SMS On-Ice Report #6 - Nov. 26, 2007

November 26, 2007

The drilling team drilled down across the 1,000 meter depth mark on 21 November and completed coring with the HQ size drilling string (the middle-size drill pipe; diameter 6.12 cm) to a depth of 1011.08 meters. Core recovery continues to be very high, up to 98% of the cored interval! There is a lot of core to describe, sample and curate, and it just keeps coming up.

Emperors at drill site
Emperor penguins pay a visit to the drill site (photo: C. Millan)


Scientists at the drillsite (above) and in the Crary Lab of McMurdo Station are studying the cored sedimentary rocks very closely. However, at this depth we decided to shift gears and begin another stage of the planned ANDRILL research program, the process of downhole logging, and studying the geophysical properties of the rocks still inside the drillhole.

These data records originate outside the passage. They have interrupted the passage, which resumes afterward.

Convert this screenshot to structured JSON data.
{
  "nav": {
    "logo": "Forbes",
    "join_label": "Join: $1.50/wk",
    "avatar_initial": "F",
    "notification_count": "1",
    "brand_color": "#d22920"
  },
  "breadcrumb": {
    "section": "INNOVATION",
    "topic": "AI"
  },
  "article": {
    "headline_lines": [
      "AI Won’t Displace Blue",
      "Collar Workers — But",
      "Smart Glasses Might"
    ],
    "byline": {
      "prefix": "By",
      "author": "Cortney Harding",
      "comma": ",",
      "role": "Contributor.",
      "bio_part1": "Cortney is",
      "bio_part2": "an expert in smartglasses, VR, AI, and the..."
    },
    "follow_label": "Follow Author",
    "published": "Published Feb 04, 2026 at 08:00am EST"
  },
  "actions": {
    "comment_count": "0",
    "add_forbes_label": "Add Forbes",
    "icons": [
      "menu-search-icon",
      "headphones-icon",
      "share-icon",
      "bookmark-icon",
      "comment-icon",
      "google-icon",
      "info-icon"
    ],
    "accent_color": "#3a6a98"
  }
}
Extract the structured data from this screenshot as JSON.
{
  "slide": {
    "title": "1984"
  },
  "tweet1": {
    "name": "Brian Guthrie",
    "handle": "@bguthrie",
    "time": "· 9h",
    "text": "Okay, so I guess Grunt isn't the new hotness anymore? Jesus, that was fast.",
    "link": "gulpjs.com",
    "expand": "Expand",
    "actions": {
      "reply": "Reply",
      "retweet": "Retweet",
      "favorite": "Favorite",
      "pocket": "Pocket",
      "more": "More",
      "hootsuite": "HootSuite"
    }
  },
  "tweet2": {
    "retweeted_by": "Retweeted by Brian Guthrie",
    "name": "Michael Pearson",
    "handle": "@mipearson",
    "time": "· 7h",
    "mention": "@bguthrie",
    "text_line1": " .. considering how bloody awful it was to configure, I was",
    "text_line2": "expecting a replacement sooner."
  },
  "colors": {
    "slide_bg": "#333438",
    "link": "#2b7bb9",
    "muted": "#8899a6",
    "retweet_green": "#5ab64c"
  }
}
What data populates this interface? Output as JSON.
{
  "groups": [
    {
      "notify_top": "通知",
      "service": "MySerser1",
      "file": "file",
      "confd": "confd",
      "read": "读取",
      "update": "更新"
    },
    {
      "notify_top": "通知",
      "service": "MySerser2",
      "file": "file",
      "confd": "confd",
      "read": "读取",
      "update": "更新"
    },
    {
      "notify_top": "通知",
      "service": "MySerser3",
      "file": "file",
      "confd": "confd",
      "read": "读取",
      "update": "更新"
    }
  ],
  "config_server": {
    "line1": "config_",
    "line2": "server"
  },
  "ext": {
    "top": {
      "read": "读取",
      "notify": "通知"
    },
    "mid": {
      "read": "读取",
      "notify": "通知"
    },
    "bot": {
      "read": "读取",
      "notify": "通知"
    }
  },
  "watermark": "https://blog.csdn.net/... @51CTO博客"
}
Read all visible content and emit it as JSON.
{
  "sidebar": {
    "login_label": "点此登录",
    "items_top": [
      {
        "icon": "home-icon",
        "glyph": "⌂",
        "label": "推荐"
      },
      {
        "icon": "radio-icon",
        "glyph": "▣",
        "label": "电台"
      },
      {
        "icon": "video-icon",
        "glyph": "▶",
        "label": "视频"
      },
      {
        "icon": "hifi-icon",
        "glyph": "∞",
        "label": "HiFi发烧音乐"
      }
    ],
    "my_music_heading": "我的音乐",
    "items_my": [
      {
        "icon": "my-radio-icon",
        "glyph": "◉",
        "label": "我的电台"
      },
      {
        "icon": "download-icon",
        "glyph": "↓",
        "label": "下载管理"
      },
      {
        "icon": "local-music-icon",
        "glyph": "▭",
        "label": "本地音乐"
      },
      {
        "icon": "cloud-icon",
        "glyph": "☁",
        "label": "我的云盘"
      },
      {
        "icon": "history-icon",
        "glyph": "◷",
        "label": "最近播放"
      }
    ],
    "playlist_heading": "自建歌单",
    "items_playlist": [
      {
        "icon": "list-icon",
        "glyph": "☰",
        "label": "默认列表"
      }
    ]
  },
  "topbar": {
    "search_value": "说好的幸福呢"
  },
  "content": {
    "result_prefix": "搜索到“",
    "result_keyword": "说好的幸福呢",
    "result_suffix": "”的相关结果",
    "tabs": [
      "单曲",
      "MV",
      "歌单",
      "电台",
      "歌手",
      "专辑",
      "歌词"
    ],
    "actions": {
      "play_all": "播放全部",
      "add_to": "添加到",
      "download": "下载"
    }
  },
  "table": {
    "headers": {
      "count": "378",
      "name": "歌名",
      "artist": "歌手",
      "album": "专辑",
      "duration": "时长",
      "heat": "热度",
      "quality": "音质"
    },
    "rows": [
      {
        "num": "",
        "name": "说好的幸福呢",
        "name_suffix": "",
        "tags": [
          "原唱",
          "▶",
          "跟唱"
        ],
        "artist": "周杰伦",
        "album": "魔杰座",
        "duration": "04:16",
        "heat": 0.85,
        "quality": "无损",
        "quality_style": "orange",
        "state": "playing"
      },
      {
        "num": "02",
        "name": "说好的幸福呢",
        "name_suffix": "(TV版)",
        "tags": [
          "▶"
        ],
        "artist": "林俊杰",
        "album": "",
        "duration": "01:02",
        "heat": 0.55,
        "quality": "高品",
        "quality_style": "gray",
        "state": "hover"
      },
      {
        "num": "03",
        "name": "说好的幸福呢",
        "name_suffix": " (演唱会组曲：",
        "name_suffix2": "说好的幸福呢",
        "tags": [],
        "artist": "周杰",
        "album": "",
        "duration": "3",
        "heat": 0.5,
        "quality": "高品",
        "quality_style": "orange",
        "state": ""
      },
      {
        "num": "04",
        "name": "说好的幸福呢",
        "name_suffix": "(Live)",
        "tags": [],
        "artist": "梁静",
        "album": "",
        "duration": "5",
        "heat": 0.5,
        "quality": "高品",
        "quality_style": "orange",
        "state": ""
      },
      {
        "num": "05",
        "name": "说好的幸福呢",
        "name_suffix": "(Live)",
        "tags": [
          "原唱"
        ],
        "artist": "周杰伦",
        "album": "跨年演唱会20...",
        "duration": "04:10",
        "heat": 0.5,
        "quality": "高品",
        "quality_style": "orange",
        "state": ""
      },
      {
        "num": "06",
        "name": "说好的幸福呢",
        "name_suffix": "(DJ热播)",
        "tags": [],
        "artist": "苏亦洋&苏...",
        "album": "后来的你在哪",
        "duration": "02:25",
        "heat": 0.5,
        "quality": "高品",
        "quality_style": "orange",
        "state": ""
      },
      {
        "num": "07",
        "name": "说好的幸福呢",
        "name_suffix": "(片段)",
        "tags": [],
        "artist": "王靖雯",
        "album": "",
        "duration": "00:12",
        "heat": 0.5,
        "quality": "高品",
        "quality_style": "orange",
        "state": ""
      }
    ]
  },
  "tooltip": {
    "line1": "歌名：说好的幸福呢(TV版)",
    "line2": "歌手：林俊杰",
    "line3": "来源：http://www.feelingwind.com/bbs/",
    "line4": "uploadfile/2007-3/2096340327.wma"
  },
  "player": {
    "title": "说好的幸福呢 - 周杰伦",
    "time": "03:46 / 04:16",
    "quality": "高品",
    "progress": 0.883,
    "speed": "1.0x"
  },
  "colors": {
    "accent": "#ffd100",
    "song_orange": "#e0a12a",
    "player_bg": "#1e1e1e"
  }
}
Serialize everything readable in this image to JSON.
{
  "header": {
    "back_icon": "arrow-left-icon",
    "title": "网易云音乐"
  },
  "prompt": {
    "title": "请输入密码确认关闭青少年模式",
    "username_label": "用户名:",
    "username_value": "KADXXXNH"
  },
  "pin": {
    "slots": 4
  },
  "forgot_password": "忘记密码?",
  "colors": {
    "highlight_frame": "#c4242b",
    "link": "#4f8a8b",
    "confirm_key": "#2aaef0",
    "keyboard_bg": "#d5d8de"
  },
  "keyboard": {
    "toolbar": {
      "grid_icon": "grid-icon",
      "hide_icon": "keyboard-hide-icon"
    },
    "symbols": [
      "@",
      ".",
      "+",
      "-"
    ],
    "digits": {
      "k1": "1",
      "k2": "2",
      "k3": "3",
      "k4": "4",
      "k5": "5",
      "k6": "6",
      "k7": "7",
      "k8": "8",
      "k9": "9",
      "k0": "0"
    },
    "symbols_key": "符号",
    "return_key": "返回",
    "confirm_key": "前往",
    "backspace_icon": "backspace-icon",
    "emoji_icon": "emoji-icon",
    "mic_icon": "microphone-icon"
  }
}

This is accomplished by lowering many different tools and remote probes to the bottom of the borehole. These are then slowly raised to the surface while they record different physical properties such as density, magnetic susceptibility, gamma ray, sonic velocity, etc. These measurements are important to relate the sedimentary core. A camera is also lowered through the hole, to take a continuous, detailed and oriented picture of the borehole from the inside. The downhole logging program continued for several days and finished on 26th November.

Drill rig and science labs from helo
Drilling rig and drillsite science labs (photo: T. Cully)


Coring is now ready to start again, but with the smaller NQ-size drill string (diameter 4.5 cm), which fits inside the HQ pipe. We will continue drilling until time runs out. At the start of the project the scientists guessed what the total depth would be when we had to stop drilling. We plan to drill for another week and then start another phase of downhole measurements before we have to pack up the drill-rig, drill-camp and drillsite science laboratories (above) and bring them back to Scott Base and McMurdo Station where they will be stored for future ANDRILL projects.

Pumice height=
Layers of pumice recovered in the ANDRILL
core will help determine the age of the enclosing
sediments (photo: ANDRILL digital archives)

We recently encountered several large pieces of pumice (see figure), a type of glassy volcanic rock that has a lot of air trapped inside. These volcanic rocks will help the geologists determine the age of the sediments, so that we can interpret the timing of climate change events we are seeing in the core. Samples of these and other volcanic-rich layers will be sent to ANDRILL scientists in Italy, who will determine their ages and send results back to us in Antarctica. The age of the rocks can also be determined by studying the fossil remains of microscopic diatoms, one-celled algae that produce a glassy cell wall, which is preserved in the sediments. In addition to the studies done in Antarctica, ANDRILL scientists are also working in New Zealand, in Italy and in the United States on samples sent to them to measure the magnetic properties in the sediments that can also help assign geological ages to the cores. From these approaches we know that we have hit our geological target of the warm middle Miocene, between 14.5 to 18 million years ago.

Core techs at work
Core Technicians David Witkowski and Laura Haffert preparing new core for study in the drillsite science laboratory (photo: T. Falconer)


During the early morning of 26 November, drilling activities started again and we continue to recover core down to 1,017 meters below the sea floor. Science team members continue to study the core, but have also started to write reports on their findings. We will produce an ‘On-Ice Report’ before we leave Antarctica, which will grow and mature into an ‘Initial Report’ which we will publish later in 2008. This is the start of a long process to report our success and discoveries to other scientists around the world. The research we do now is for initial characterization of the core, detailed scientific study will continue for the next two years (!) and into the future.

David Harwood and Fabio Florindo
Co-Chief Scientists for SMS Project